|US9089422||Jan 23, 2009||Jul 28, 2015||Medtronic, Inc.||Markers for prosthetic heart valves|
|USD732666||Aug 9, 2011||Jun 23, 2015||Medtronic Corevalve, Inc.||Heart valve prosthesis|
|EP2453970A2 *||Jul 14, 2010||May 23, 2012||Edwards Lifesciences Corporation||Transapical delivery system for heart valves|
|WO2013078497A1 *||Nov 14, 2012||Jun 6, 2013||Milijasevic, Zoran||Endoluminal prosthesis|
|Cooperative Classification||A61F2/2436, A61F2/2433|
|European Classification||A61F2/24H4, A61F2/24H2B|
|Aug 27, 2008||AS||Assignment|
Owner name: SORIN BIOMEDICA CARDIO S.R.L., ITALY
Free format text: ASSIGNMENT OF ASSIGNORS INTEREST;ASSIGNOR:RIGHINI, GIOVANNI;REEL/FRAME:021445/0915

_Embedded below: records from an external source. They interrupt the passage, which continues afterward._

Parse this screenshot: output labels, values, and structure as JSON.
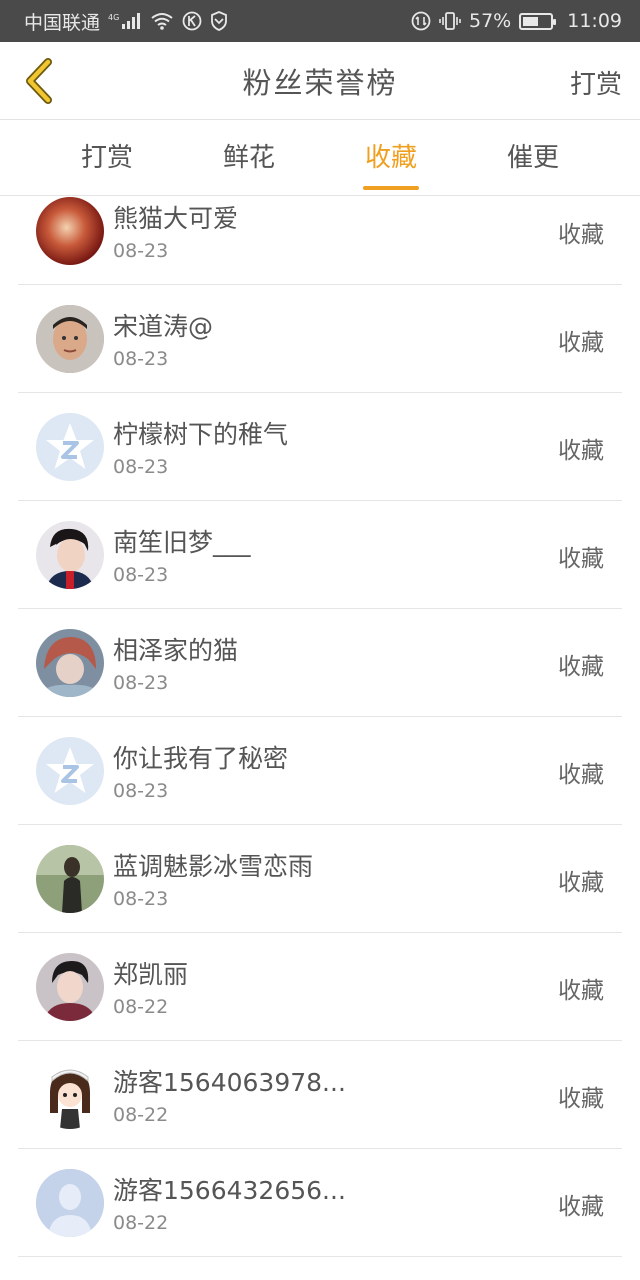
{
  "status_bar": {
    "carrier": "中国联通",
    "network": "4G",
    "battery": "57%",
    "battery_level": 0.57,
    "time": "11:09"
  },
  "header": {
    "title": "粉丝荣誉榜",
    "action_label": "打赏",
    "back_icon": "chevron-left-icon",
    "accent_color": "#f0a020"
  },
  "tabs": [
    {
      "label": "打赏",
      "active": false
    },
    {
      "label": "鲜花",
      "active": false
    },
    {
      "label": "收藏",
      "active": true
    },
    {
      "label": "催更",
      "active": false
    }
  ],
  "list": [
    {
      "name": "熊猫大可爱",
      "date": "08-23",
      "action": "收藏",
      "avatar": "photo-red"
    },
    {
      "name": "宋道涛@",
      "date": "08-23",
      "action": "收藏",
      "avatar": "photo-face"
    },
    {
      "name": "柠檬树下的稚气",
      "date": "08-23",
      "action": "收藏",
      "avatar": "qq-default"
    },
    {
      "name": "南笙旧梦___",
      "date": "08-23",
      "action": "收藏",
      "avatar": "photo-person"
    },
    {
      "name": "相泽家的猫",
      "date": "08-23",
      "action": "收藏",
      "avatar": "photo-anime"
    },
    {
      "name": "你让我有了秘密",
      "date": "08-23",
      "action": "收藏",
      "avatar": "qq-default"
    },
    {
      "name": "蓝调魅影冰雪恋雨",
      "date": "08-23",
      "action": "收藏",
      "avatar": "photo-green"
    },
    {
      "name": "郑凯丽",
      "date": "08-22",
      "action": "收藏",
      "avatar": "photo-person"
    },
    {
      "name": "游客1564063978...",
      "date": "08-22",
      "action": "收藏",
      "avatar": "cartoon-girl"
    },
    {
      "name": "游客1566432656...",
      "date": "08-22",
      "action": "收藏",
      "avatar": "default-user"
    }
  ]
}
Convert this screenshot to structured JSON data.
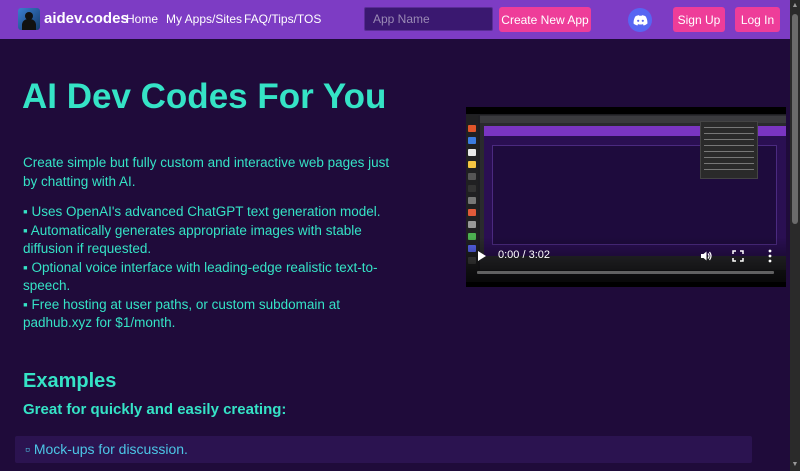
{
  "navbar": {
    "brand": "aidev.codes",
    "links": [
      "Home",
      "My Apps/Sites",
      "FAQ/Tips/TOS"
    ],
    "search_placeholder": "App Name",
    "create_label": "Create New App",
    "signup_label": "Sign Up",
    "login_label": "Log In",
    "bg_color": "#7d3cc4",
    "accent_color": "#ee3d99"
  },
  "hero": {
    "title": "AI Dev Codes For You",
    "description": "Create simple but fully custom and interactive web pages just by chatting with AI.",
    "bullets": [
      "▪ Uses OpenAI's advanced ChatGPT text generation model.",
      "▪ Automatically generates appropriate images with stable diffusion if requested.",
      "▪ Optional voice interface with leading-edge realistic text-to-speech.",
      "▪ Free hosting at user paths, or custom subdomain at padhub.xyz for $1/month."
    ],
    "text_color": "#35e3c6"
  },
  "video": {
    "time": "0:00 / 3:02",
    "play_icon": "play-icon",
    "volume_icon": "volume-icon",
    "fullscreen_icon": "fullscreen-icon",
    "more_icon": "more-vert-icon"
  },
  "examples": {
    "title": "Examples",
    "subtitle": "Great for quickly and easily creating:",
    "items": [
      "▫ Mock-ups for discussion."
    ]
  }
}
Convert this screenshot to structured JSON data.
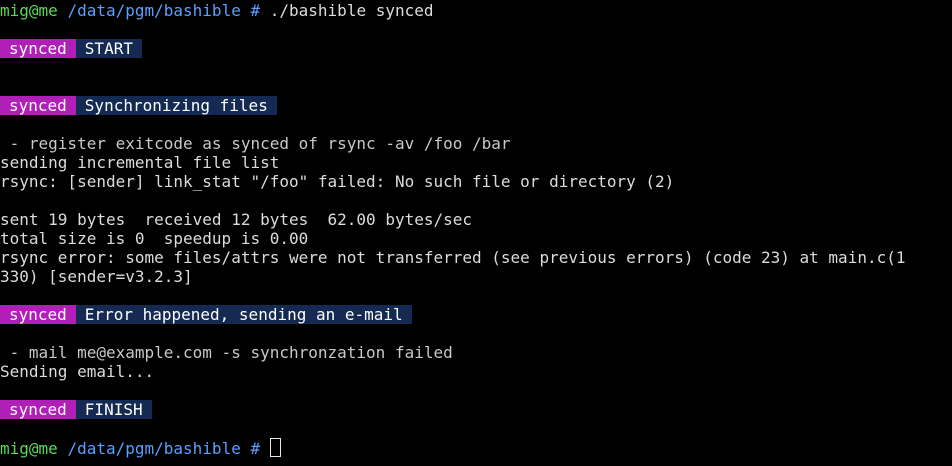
{
  "prompt": {
    "user": "mig@me",
    "path": "/data/pgm/bashible",
    "symbol": "#",
    "command": "./bashible synced"
  },
  "blocks": [
    {
      "tag": "synced",
      "message": "START"
    },
    {
      "tag": "synced",
      "message": "Synchronizing files"
    },
    {
      "tag": "synced",
      "message": "Error happened, sending an e-mail"
    },
    {
      "tag": "synced",
      "message": "FINISH"
    }
  ],
  "output": {
    "register_line": " - register exitcode as synced of rsync -av /foo /bar",
    "sending_list": "sending incremental file list",
    "rsync_link_stat": "rsync: [sender] link_stat \"/foo\" failed: No such file or directory (2)",
    "sent_line": "sent 19 bytes  received 12 bytes  62.00 bytes/sec",
    "total_line": "total size is 0  speedup is 0.00",
    "rsync_error_1": "rsync error: some files/attrs were not transferred (see previous errors) (code 23) at main.c(1",
    "rsync_error_2": "330) [sender=v3.2.3]",
    "mail_line": " - mail me@example.com -s synchronzation failed",
    "sending_email": "Sending email..."
  },
  "final_prompt": {
    "user": "mig@me",
    "path": "/data/pgm/bashible",
    "symbol": "#"
  },
  "colors": {
    "background": "#000000",
    "user": "#5cd65c",
    "path": "#5aa0ff",
    "tag_bg": "#b020b8",
    "message_bg": "#142a52"
  }
}
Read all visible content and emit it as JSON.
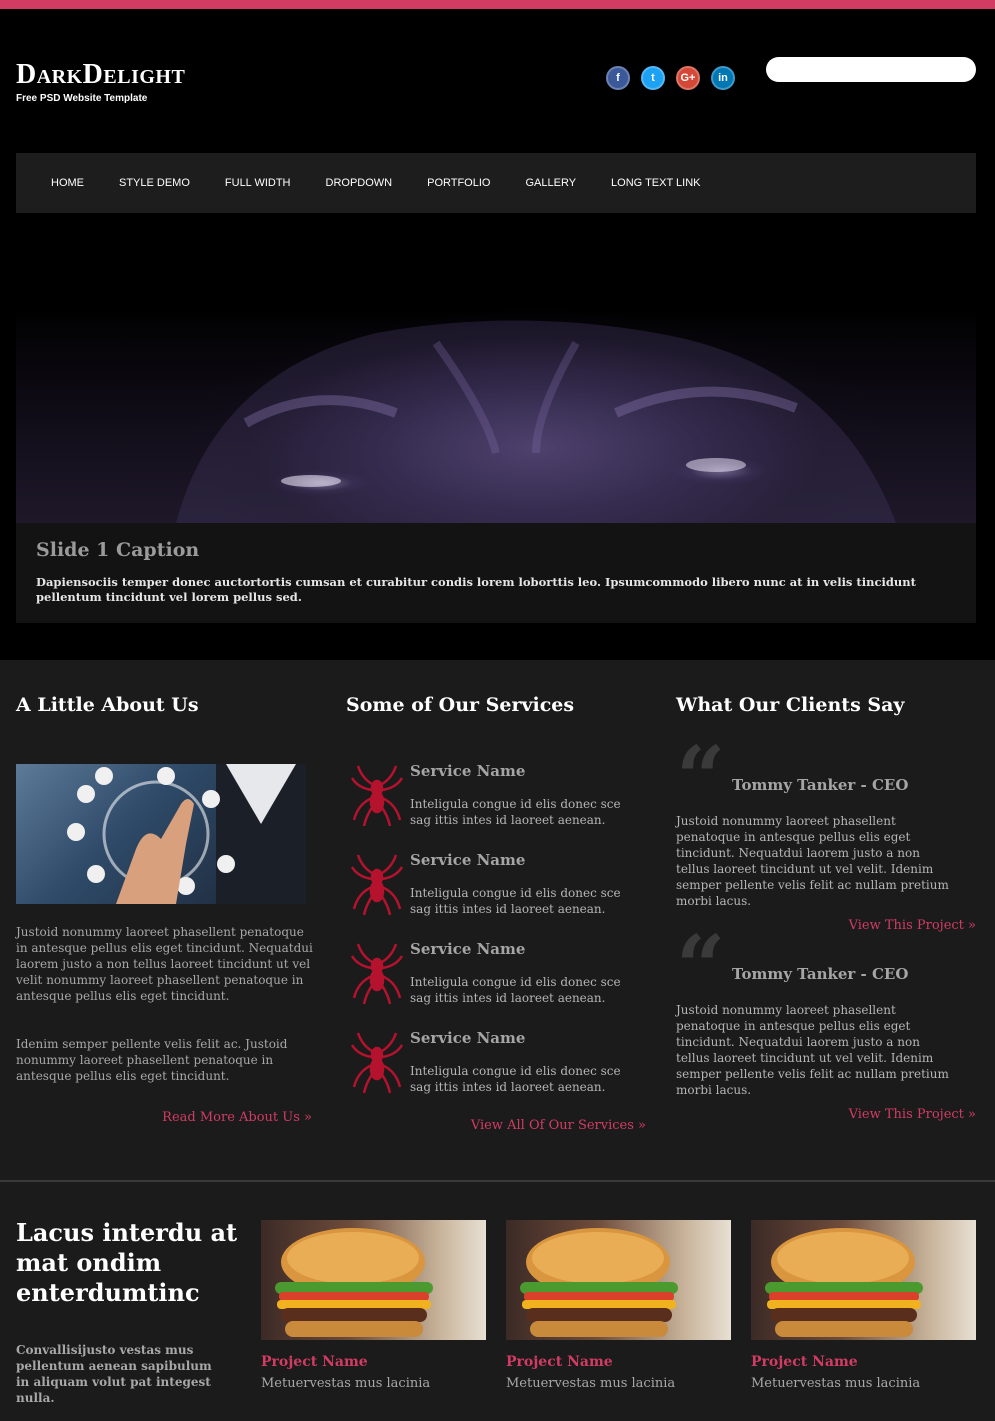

Effective date: 20071205
Owner name: MAYO FOUNDATION FOR MEDICAL EDUCATION AND RESEARCH
Free format text: ASSIGNMENT OF ASSIGNORS INTEREST;ASSIGNOR:SURI, RAKESH M.;REEL/FRAME:021445/0925
Effective date: 20071206
|Jan 20, 2015||AS||Assignment|
Owner name: SORIN GROUP ITALIA S.R.L., ITALY
Free format text: MERGER;ASSIGNOR:SORIN BIOMEDICA CARDIO S.R.L.;REEL/FRAME:034765/0161
Effective date: 20121205
|Jul 29, 2015||FPAY||Fee payment|
Year of fee payment: 4